body attack

I forgot to mention earlier that as with all of our club launches we had a theme for the weekend, and this time around it was luminous – very appropriate at this time of year. This meant everyone had glow sticks, although I managed to take it one further with my luminescent yellow under armour top. I thought it looked great, although during attack they turned the main lights off and had the disco beams going, and the lasers suddenly made me glow like Ross’s teeth in that episode of Friends with the black light!

Ross Teeth Friends

All in all it was just under 3 hours training, and (according to my wife’s Fitbit) around 2000 calories. We were pretty much the only ones to make all three classes which was also a great personal achievement, and I think a decent enough excuse for a bacon & egg brunch and snooze on the sofa this afternoon to write up this blog!

House of Pain

spin class

I was originally going to tack this onto the end of my football post, but as a special treat for my dozen or so readers this is now a whole extra post! Lucky you…

We pick things up the day after the match, with a fairly civilised breakfast – no Fear & Loathing style hotel room behaviour here. At this point it was mainly flesh wounds – cuts, scrapes, lost limbs, etc – rather than the deeper muscle aches which usually takes 24 hours to kick in. Easy street.

Having endured a morning’s light abuse whilst working from our Manchester office, and getting through a fairly knackering three hour drive home down the M6, I thought I would relax by heading to the gym with my wife for a nice gentle session on the stationary bike, with a bit of time for stretching and warming down in the pool. Or that was the plan…

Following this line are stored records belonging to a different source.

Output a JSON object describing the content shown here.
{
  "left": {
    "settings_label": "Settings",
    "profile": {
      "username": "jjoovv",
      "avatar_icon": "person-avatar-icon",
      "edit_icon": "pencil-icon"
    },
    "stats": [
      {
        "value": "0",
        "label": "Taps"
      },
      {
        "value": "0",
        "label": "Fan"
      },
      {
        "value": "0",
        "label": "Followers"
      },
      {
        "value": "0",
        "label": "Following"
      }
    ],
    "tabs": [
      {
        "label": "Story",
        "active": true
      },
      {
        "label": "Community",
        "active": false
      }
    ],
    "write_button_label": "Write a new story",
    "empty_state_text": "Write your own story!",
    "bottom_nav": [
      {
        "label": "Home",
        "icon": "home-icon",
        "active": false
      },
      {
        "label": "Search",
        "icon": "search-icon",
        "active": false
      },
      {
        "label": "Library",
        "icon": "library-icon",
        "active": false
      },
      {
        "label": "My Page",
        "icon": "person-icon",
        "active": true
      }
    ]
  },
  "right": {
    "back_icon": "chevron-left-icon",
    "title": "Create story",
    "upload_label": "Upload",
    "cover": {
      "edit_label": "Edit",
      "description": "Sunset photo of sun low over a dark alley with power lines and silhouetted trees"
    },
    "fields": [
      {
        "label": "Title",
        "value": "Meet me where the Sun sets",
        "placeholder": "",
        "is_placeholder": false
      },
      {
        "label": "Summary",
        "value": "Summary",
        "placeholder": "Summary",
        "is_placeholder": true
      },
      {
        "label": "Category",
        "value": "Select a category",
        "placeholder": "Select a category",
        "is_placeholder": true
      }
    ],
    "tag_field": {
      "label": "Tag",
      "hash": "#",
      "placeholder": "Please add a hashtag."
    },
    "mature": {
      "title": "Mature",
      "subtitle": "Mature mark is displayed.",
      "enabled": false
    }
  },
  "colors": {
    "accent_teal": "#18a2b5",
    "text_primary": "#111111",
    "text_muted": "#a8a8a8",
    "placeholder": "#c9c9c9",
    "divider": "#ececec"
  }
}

Realising I had not been on the regular indoor bikes since before the summer, things just did not quite feel right and I could not get the settings I liked or comfortable with the pedals. The next thing I knew I was being tractor-beamed into an RPM Cycle class next door, like some sort of unsuspecting fly sleepwalking into a spider’s web, my brain far to tired to tell my dumb-ass body to get out. This was a new class for me, but having been to plenty of others this year how much tougher could it be?

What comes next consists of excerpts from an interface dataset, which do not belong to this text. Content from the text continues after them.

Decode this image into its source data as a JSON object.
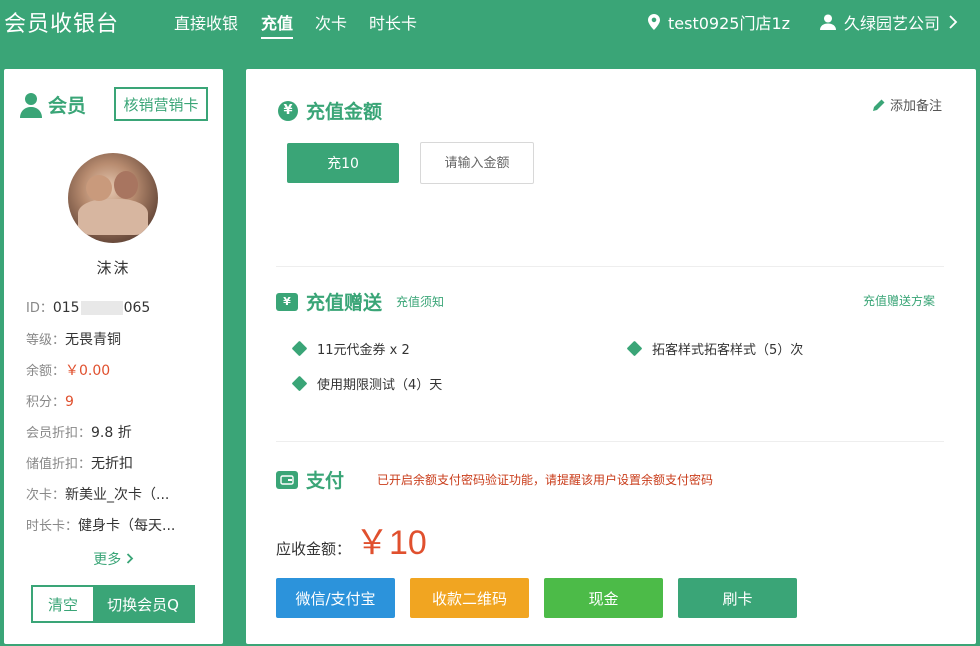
{
  "header": {
    "app_title": "会员收银台",
    "nav": [
      "直接收银",
      "充值",
      "次卡",
      "时长卡"
    ],
    "active_nav": "充值",
    "store": "test0925门店1z",
    "company": "久绿园艺公司"
  },
  "member": {
    "section_title": "会员",
    "redeem_label": "核销营销卡",
    "name": "沫沫",
    "id_label": "ID：",
    "id_prefix": "015",
    "id_suffix": "065",
    "level_label": "等级：",
    "level": "无畏青铜",
    "balance_label": "余额：",
    "balance": "￥0.00",
    "points_label": "积分：",
    "points": "9",
    "discount_label": "会员折扣：",
    "discount": "9.8 折",
    "stored_discount_label": "储值折扣：",
    "stored_discount": "无折扣",
    "count_card_label": "次卡：",
    "count_card": "新美业_次卡（...",
    "time_card_label": "时长卡：",
    "time_card": "健身卡（每天...",
    "more_label": "更多",
    "clear_label": "清空",
    "switch_label": "切换会员Q"
  },
  "recharge": {
    "title": "充值金额",
    "add_note": "添加备注",
    "preset_label": "充10",
    "input_placeholder": "请输入金额"
  },
  "gift": {
    "title": "充值赠送",
    "notice_link": "充值须知",
    "plan_link": "充值赠送方案",
    "items": [
      "11元代金券 x 2",
      "拓客样式拓客样式（5）次",
      "使用期限测试（4）天"
    ]
  },
  "payment": {
    "title": "支付",
    "warning": "已开启余额支付密码验证功能，请提醒该用户设置余额支付密码",
    "receivable_label": "应收金额：",
    "receivable_amount": "￥10",
    "methods": [
      "微信/支付宝",
      "收款二维码",
      "现金",
      "刷卡"
    ]
  },
  "colors": {
    "brand_green": "#3aa577",
    "wechat_blue": "#2c93db",
    "qr_orange": "#f1a521",
    "cash_green": "#4cbb48",
    "card_green": "#3aa577",
    "price_red": "#e0502e"
  }
}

Turns out a lot. The trainer turned out to have been sent from the planet Mean, to punish us all for our previous life sins: her first words into the microphone were along the lines of “You guys are going to pay for this so much tomorrow” followed by a maniacal laugh like Ozzy’s at the beginning of Crazy Train. Bearing in mind this was the first thing I had ever heard this woman utter I assumed it was just banter, but the rest of the blokes in the room looked slightly terrified, and it turned out she really was crazy.

As there were new releases due for the class this weekend, she put on what she described as a selection of her ‘favourite’ (read: painful) tracks. One involved an eight minute ‘endurance interval sprint’, a phrase which seemed to be something of a dichotomy given that sprints are supposed to involve short intense bursts and the other long steady pedals. It turned out you could do this, any yes, I did pay for it the next day…

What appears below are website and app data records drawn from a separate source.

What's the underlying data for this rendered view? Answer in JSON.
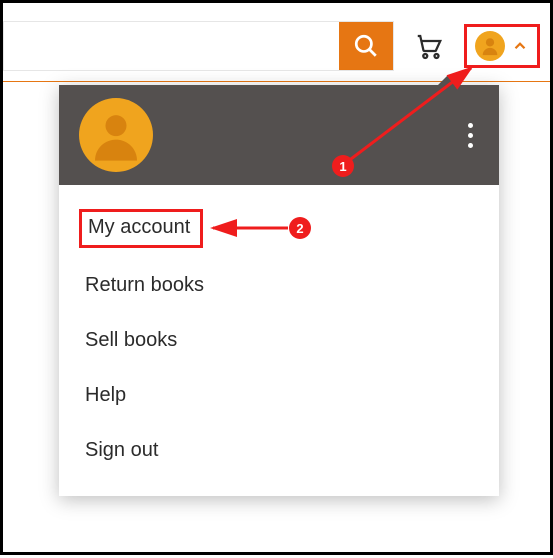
{
  "search": {
    "value": "",
    "placeholder": ""
  },
  "dropdown": {
    "items": [
      {
        "label": "My account"
      },
      {
        "label": "Return books"
      },
      {
        "label": "Sell books"
      },
      {
        "label": "Help"
      },
      {
        "label": "Sign out"
      }
    ]
  },
  "annotations": {
    "step1": "1",
    "step2": "2"
  }
}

During the sprints and steeper climbs the instructor kept doing these intense stares, fixing eye contact in a way that meant you did not dare turn away or slow down in case she came over and gave you an ass kicking. And these stretches seemed to last far longer than normal songs. By the time the hour was up I literally had to hobble away from the bike.

By the way, from the way I have written this you might assume it was awful. Au contraire mon frere: As someone spending most of this year doing a 4000 km virtual race across half a continent I absolutely loved it, and despite the pain I will undoubtedly feel tomorrow morning, I am sure I will be back again for more punishment next week!